STEM At Home
STEM isn’t just for the classroom. Parents can build a child’s problem-solving skills by integrating inquiry-based learning concepts at home. “I think as parents, we oftentimes feel like we need to have all of the answers, but the STEM approach to learning is about asking the questions and being OK with not knowing the answers, then exploring and researching,” says Mary Rouse, director of outdoor experiences, Cleveland Metroparks. Here are simple ways to slide STEM into everyday life.
Encourage curiosity. “Rather than spitting out the facts when a child has a question, turn it around to another question,” Rouse suggests. “Why do you think salamanders are coming out of those puddles in the spring? What could they be wanting? When a child makes an observation, give them another question to consider and learn the answer together.”
Step back. “Students might want to give up because it can be frustrating to discover an answer rather than being told upfront, so parents can allow their children to grapple for a bit,” says Kimberly Corrigan, director of STEM at Laurel School. “Instead of just giving them the answer, encourage discussion. Try modeling, even drawing by asking, ‘What do you think is happening? Let’s draw it out. How do you think it works?’”
Praise perseverance. Corrigan suggests, “Rather than praising your child for knowing an answer or being smart, praise them for putting in the time to learn, or for their hard work and perseverance.”
Preparing students for STEM careers is a focus at Cuyahoga Community College (Tri-C), one of four U.S. community colleges to receive a National Institutes of Health grant called Bridges to Baccalaureate. “The grant prepares students to a four-year institution in biological sciences,” says Ormond Brathwaite, Ph.D., associate dean of science, technology, engineering and mathematics.
Students in the program participate in a research environment at Cleveland State University or Case Western Reserve University. They are mentored by the lab group while receiving a stipend, and after the first year of transfer to CSU or CWRU, they are awarded 60% of the tuition.
Exposing a diverse student population to STEM programs is important for closing a gap that currently exists. At Tri-C, the Louis Stokes Alliance for Minority Participation grant from the National Science Foundation helps underrepresented students pursue STEM careers.
Laurel School’s Kimberly Corrigan points out that women make up about 25% of the STEM workforce. It's her goal to give students experiences early on to break those stereotypes. “We concentrate on helping girls feel more empowered to join those fields and take risks.”

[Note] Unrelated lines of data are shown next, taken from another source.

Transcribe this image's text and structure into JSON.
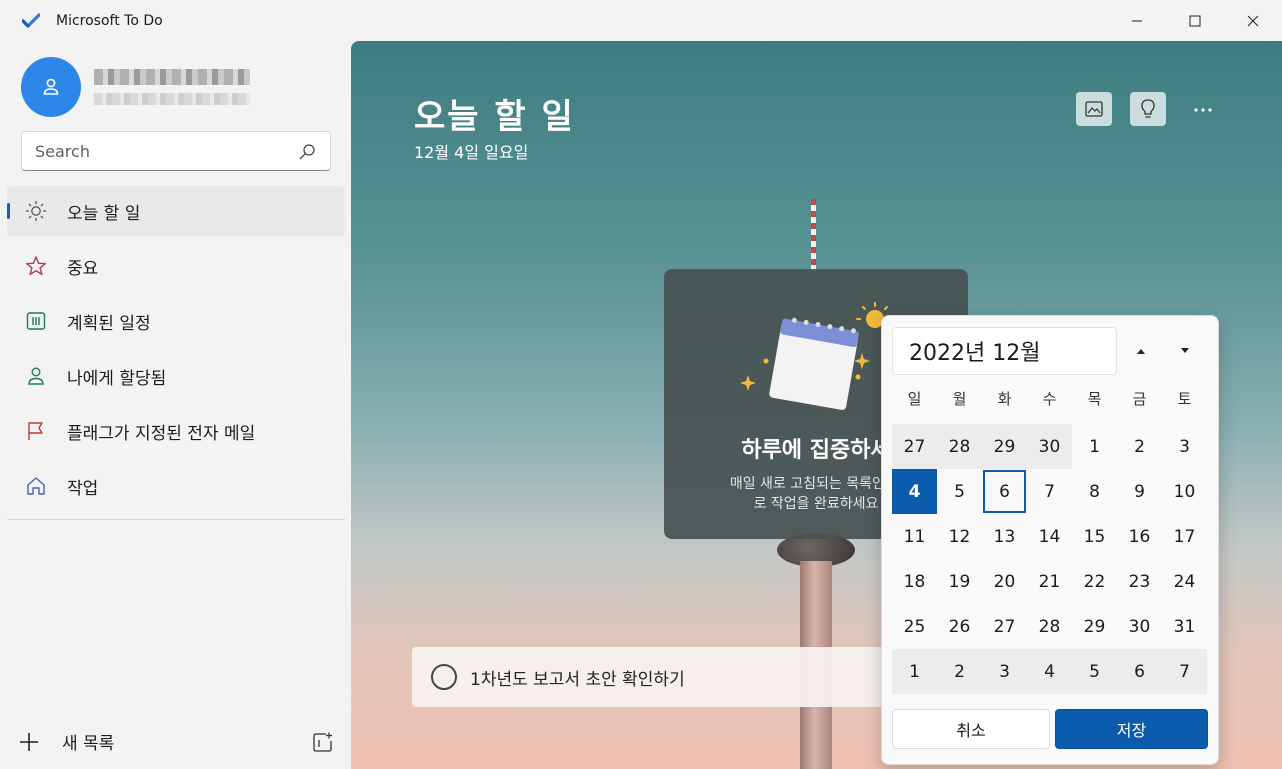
{
  "window": {
    "title": "Microsoft To Do"
  },
  "sidebar": {
    "search": {
      "placeholder": "Search"
    },
    "items": [
      {
        "label": "오늘 할 일",
        "icon": "sun-icon",
        "active": true
      },
      {
        "label": "중요",
        "icon": "star-icon"
      },
      {
        "label": "계획된 일정",
        "icon": "calendar-grid-icon"
      },
      {
        "label": "나에게 할당됨",
        "icon": "person-icon"
      },
      {
        "label": "플래그가 지정된 전자 메일",
        "icon": "flag-icon"
      },
      {
        "label": "작업",
        "icon": "home-icon"
      }
    ],
    "new_list_label": "새 목록"
  },
  "main": {
    "title": "오늘 할 일",
    "date": "12월 4일 일요일",
    "focus_card": {
      "title": "하루에 집중하세",
      "description": "매일 새로 고침되는 목록인 내\n로 작업을 완료하세요"
    },
    "task": {
      "title": "1차년도 보고서 초안 확인하기"
    }
  },
  "date_picker": {
    "month_label": "2022년 12월",
    "weekdays": [
      "일",
      "월",
      "화",
      "수",
      "목",
      "금",
      "토"
    ],
    "days": [
      {
        "d": "27",
        "o": true
      },
      {
        "d": "28",
        "o": true
      },
      {
        "d": "29",
        "o": true
      },
      {
        "d": "30",
        "o": true
      },
      {
        "d": "1"
      },
      {
        "d": "2"
      },
      {
        "d": "3"
      },
      {
        "d": "4",
        "sel": true
      },
      {
        "d": "5"
      },
      {
        "d": "6",
        "today": true
      },
      {
        "d": "7"
      },
      {
        "d": "8"
      },
      {
        "d": "9"
      },
      {
        "d": "10"
      },
      {
        "d": "11"
      },
      {
        "d": "12"
      },
      {
        "d": "13"
      },
      {
        "d": "14"
      },
      {
        "d": "15"
      },
      {
        "d": "16"
      },
      {
        "d": "17"
      },
      {
        "d": "18"
      },
      {
        "d": "19"
      },
      {
        "d": "20"
      },
      {
        "d": "21"
      },
      {
        "d": "22"
      },
      {
        "d": "23"
      },
      {
        "d": "24"
      },
      {
        "d": "25"
      },
      {
        "d": "26"
      },
      {
        "d": "27"
      },
      {
        "d": "28"
      },
      {
        "d": "29"
      },
      {
        "d": "30"
      },
      {
        "d": "31"
      },
      {
        "d": "1",
        "o": true
      },
      {
        "d": "2",
        "o": true
      },
      {
        "d": "3",
        "o": true
      },
      {
        "d": "4",
        "o": true
      },
      {
        "d": "5",
        "o": true
      },
      {
        "d": "6",
        "o": true
      },
      {
        "d": "7",
        "o": true
      }
    ],
    "cancel_label": "취소",
    "save_label": "저장"
  },
  "colors": {
    "accent": "#0b5cad",
    "avatar": "#2d87e8"
  }
}
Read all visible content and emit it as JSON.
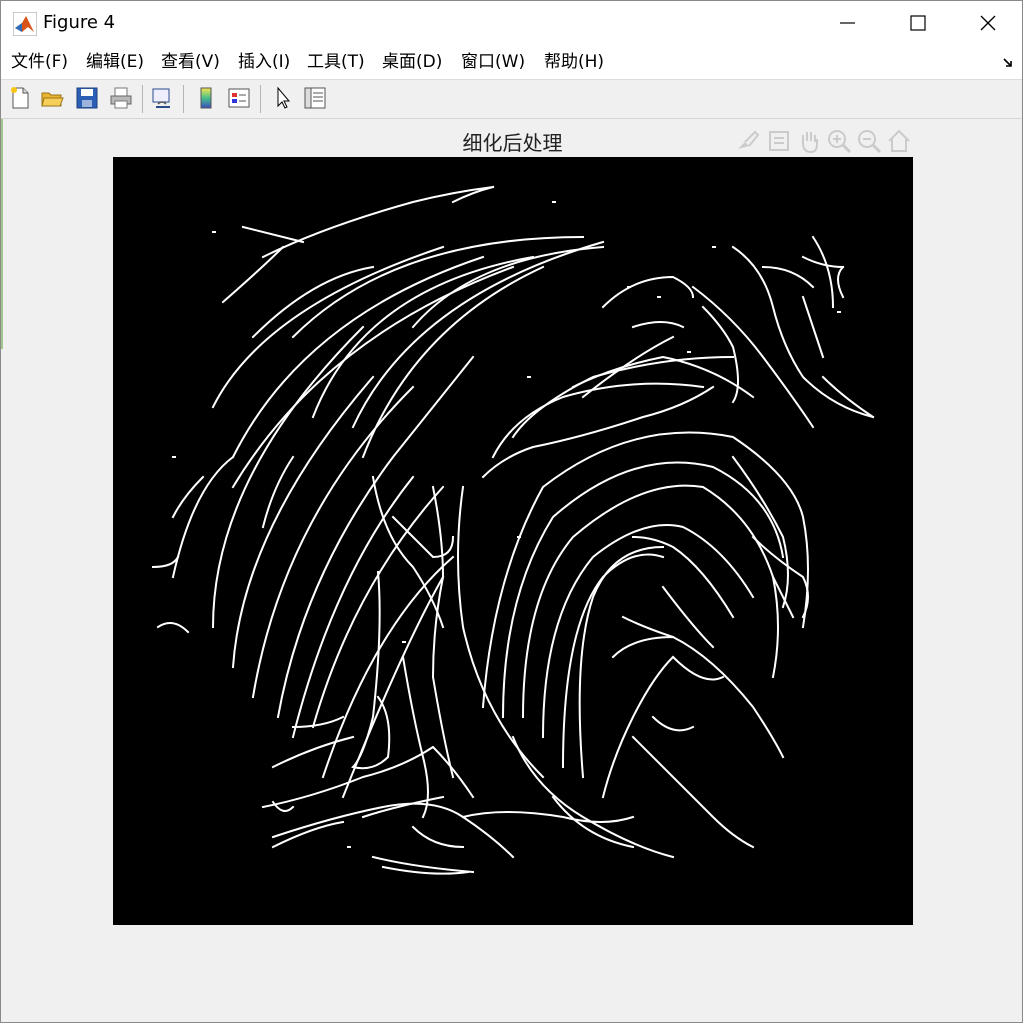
{
  "window": {
    "title": "Figure 4",
    "icon": "matlab-logo-icon"
  },
  "menubar": {
    "items": [
      "文件(F)",
      "编辑(E)",
      "查看(V)",
      "插入(I)",
      "工具(T)",
      "桌面(D)",
      "窗口(W)",
      "帮助(H)"
    ]
  },
  "toolbar": {
    "buttons": [
      "new-figure-icon",
      "open-file-icon",
      "save-icon",
      "print-icon",
      "link-plot-icon",
      "insert-colorbar-icon",
      "insert-legend-icon",
      "edit-plot-pointer-icon",
      "property-inspector-icon"
    ]
  },
  "axes": {
    "title": "细化后处理",
    "toolbar_icons": [
      "brush-icon",
      "data-tips-icon",
      "pan-hand-icon",
      "zoom-in-icon",
      "zoom-out-icon",
      "home-icon"
    ]
  },
  "image": {
    "description_icon": "thinned-fingerprint-image",
    "background": "#000000",
    "ridge_color": "#ffffff"
  }
}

Encouraging STEM in school and through grant-based programs helps create pathways into fulfilling STEM careers. Magnificat’s Colleen Greller, associate dean of curriculum an instruction, adds, “STEM is an opportunity for young people and especially girls to use their learning in an integrated way, and this has become more important in all careers.”